* _What you are asked to do_
The answer must be every line from the listing that holds the string "Respondendo".

* _Material for the task_
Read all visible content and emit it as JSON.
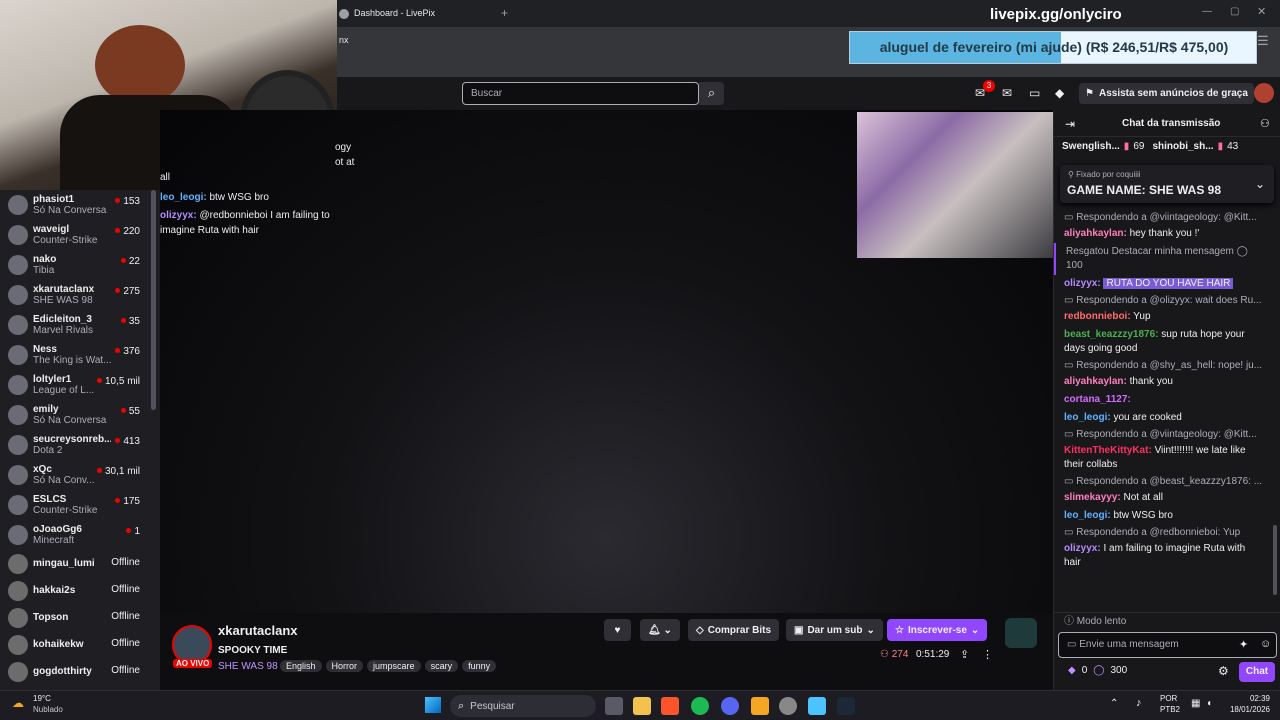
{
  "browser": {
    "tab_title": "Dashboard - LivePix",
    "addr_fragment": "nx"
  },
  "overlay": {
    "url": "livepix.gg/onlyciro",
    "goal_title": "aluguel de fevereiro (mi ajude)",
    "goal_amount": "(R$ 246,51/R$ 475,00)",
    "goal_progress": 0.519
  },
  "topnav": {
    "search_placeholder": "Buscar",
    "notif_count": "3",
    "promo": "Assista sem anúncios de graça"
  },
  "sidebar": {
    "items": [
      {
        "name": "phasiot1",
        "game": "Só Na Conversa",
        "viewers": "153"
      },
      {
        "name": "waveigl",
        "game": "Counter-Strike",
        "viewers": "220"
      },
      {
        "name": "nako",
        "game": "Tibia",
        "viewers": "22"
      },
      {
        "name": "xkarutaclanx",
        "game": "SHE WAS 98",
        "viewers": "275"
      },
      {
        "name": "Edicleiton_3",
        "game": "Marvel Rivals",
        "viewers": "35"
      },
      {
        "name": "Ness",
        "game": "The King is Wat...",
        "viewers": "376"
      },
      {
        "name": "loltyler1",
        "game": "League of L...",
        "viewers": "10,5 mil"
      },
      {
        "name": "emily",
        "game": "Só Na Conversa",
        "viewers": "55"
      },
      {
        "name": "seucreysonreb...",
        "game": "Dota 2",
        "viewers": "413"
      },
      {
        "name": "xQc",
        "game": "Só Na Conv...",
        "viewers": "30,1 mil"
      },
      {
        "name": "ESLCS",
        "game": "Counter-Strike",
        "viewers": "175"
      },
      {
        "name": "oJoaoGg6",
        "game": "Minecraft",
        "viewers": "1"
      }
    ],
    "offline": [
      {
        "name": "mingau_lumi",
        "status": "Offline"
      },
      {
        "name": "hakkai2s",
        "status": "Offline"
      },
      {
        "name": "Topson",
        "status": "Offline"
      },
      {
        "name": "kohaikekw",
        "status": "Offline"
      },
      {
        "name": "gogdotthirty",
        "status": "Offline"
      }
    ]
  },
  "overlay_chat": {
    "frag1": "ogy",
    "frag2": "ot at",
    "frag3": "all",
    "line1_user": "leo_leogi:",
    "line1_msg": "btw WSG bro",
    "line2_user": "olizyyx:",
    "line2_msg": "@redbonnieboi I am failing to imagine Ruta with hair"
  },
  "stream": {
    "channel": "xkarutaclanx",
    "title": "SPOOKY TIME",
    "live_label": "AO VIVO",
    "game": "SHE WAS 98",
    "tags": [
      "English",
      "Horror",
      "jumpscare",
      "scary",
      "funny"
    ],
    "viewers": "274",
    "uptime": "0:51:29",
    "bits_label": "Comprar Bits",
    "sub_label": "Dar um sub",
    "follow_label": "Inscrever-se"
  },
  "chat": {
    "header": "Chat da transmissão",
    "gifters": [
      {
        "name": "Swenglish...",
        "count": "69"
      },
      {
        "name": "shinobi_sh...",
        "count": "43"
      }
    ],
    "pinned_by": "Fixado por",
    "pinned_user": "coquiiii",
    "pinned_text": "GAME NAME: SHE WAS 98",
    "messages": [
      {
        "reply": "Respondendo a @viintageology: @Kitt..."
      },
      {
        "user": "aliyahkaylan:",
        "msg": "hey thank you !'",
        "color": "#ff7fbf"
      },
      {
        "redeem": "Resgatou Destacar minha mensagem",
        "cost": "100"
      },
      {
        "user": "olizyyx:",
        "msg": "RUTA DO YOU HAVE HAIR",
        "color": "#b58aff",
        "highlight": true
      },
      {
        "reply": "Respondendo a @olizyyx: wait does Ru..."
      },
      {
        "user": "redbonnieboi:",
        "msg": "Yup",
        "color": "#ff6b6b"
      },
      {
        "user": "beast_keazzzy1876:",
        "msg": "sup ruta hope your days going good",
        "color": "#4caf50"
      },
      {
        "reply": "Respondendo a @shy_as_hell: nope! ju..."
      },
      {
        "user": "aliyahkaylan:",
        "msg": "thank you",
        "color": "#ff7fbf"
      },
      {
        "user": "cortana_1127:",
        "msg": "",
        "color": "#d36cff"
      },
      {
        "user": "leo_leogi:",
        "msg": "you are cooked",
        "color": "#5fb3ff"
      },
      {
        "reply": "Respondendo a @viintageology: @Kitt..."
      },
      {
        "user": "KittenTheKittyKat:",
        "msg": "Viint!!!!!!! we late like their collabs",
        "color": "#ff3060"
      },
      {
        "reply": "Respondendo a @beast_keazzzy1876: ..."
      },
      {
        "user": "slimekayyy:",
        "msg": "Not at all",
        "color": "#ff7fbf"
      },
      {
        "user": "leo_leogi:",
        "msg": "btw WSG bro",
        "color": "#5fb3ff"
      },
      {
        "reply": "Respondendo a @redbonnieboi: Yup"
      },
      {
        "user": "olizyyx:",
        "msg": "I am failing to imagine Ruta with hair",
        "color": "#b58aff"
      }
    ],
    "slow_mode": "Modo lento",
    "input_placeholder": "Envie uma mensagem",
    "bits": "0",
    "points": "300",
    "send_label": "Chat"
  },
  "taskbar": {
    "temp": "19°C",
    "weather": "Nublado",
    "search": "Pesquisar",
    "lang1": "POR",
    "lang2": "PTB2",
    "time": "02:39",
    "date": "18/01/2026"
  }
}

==

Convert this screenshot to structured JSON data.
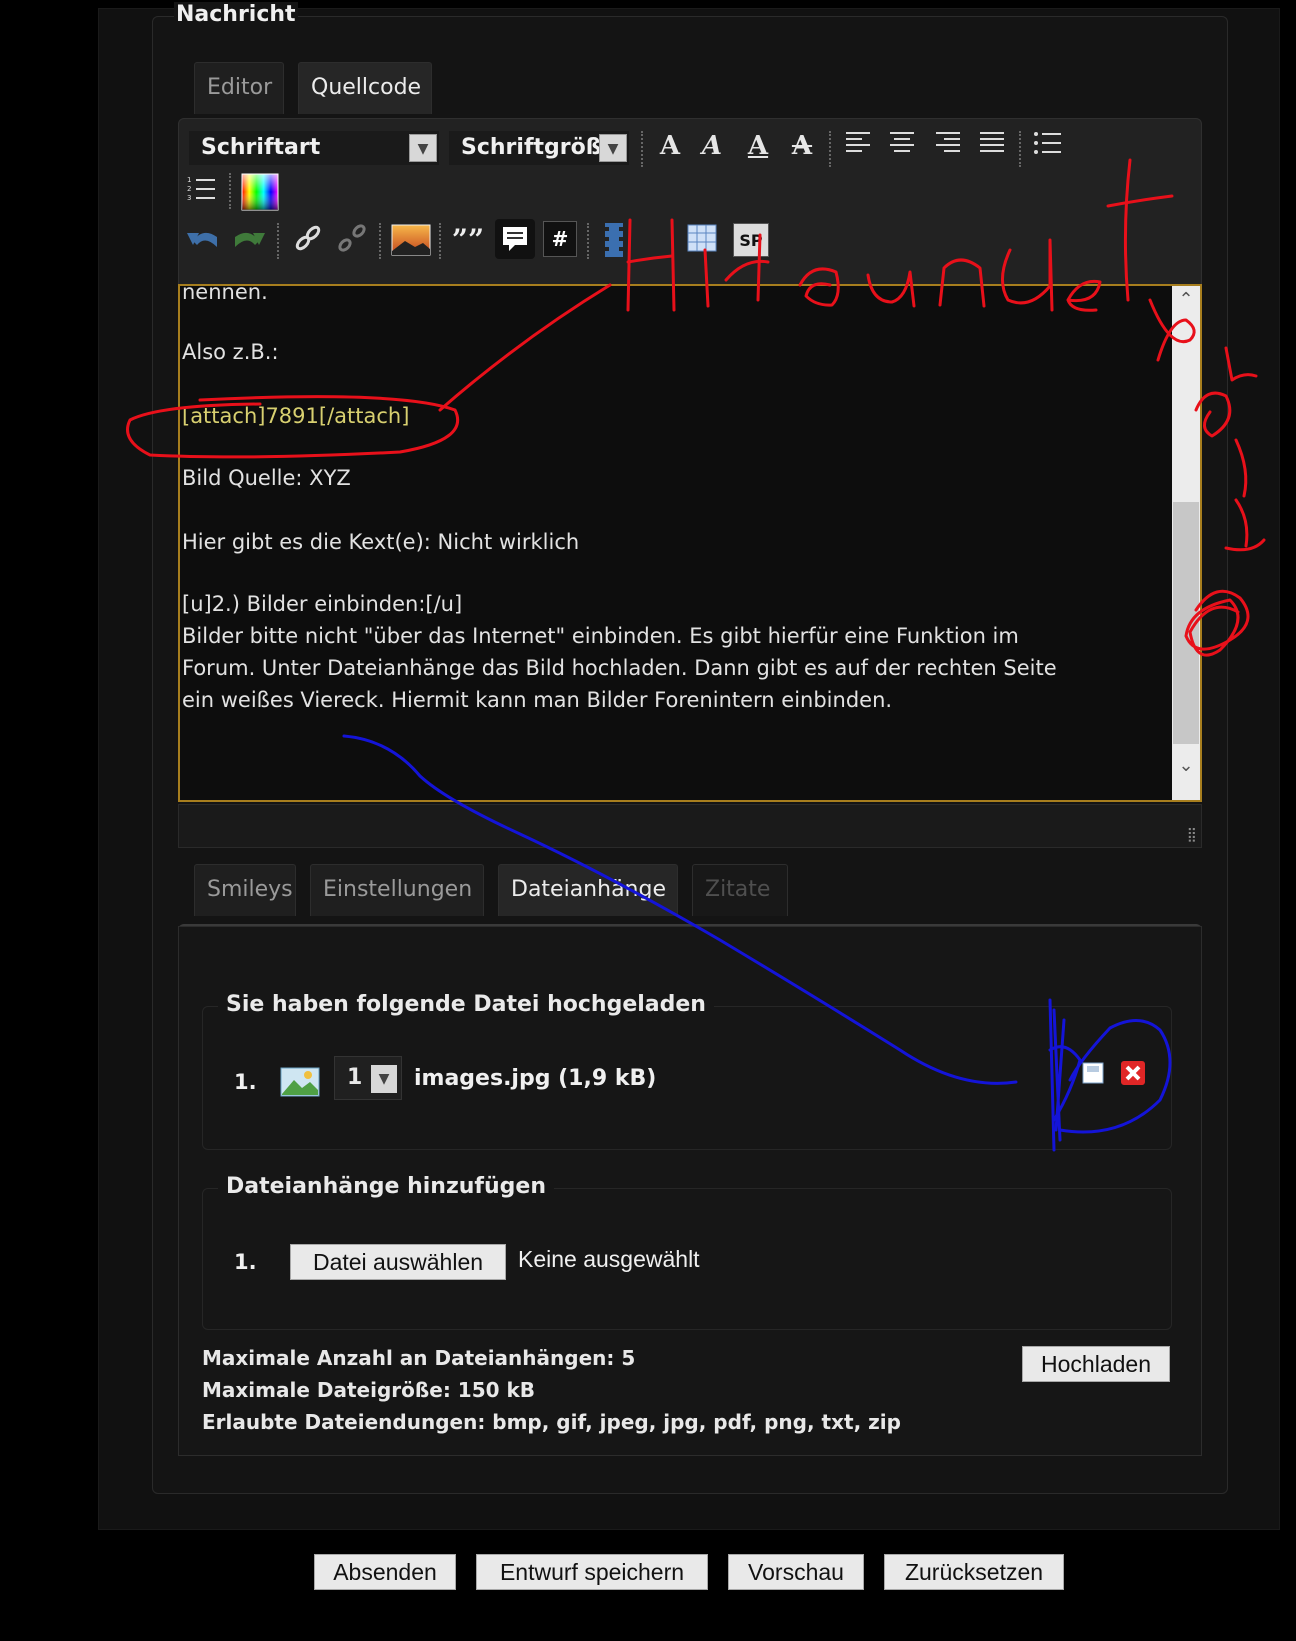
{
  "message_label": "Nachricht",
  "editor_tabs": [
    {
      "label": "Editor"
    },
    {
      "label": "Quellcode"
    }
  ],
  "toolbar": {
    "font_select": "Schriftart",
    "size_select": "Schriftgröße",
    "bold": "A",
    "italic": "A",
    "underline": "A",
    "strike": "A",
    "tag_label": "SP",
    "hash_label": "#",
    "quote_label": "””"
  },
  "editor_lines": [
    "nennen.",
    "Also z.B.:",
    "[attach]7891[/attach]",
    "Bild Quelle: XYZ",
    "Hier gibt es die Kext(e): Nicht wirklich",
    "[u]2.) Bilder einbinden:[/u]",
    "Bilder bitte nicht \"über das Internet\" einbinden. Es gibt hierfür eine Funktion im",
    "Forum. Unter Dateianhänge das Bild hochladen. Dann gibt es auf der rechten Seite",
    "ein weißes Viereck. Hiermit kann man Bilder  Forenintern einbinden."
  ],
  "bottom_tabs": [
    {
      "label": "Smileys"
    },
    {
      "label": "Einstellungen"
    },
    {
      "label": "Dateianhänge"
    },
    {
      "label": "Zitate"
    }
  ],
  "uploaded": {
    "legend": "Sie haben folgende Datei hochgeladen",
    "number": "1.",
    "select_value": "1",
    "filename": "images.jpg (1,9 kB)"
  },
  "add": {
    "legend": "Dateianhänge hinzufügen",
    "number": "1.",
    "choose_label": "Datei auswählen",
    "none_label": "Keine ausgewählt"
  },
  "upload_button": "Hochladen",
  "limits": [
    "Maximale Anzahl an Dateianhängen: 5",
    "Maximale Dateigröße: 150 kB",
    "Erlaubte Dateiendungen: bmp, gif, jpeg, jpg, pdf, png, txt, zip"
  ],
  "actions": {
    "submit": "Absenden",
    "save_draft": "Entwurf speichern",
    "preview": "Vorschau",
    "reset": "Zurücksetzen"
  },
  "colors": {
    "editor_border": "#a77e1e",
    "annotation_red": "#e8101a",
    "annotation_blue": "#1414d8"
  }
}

* _Exercise solution_
        "reply": "Respondendo a @viintageology: @Kitt..."
        "reply": "Respondendo a @olizyyx: wait does Ru..."
        "reply": "Respondendo a @shy_as_hell: nope! ju..."
        "reply": "Respondendo a @viintageology: @Kitt..."
        "reply": "Respondendo a @beast_keazzzy1876: ..."
        "reply": "Respondendo a @redbonnieboi: Yup"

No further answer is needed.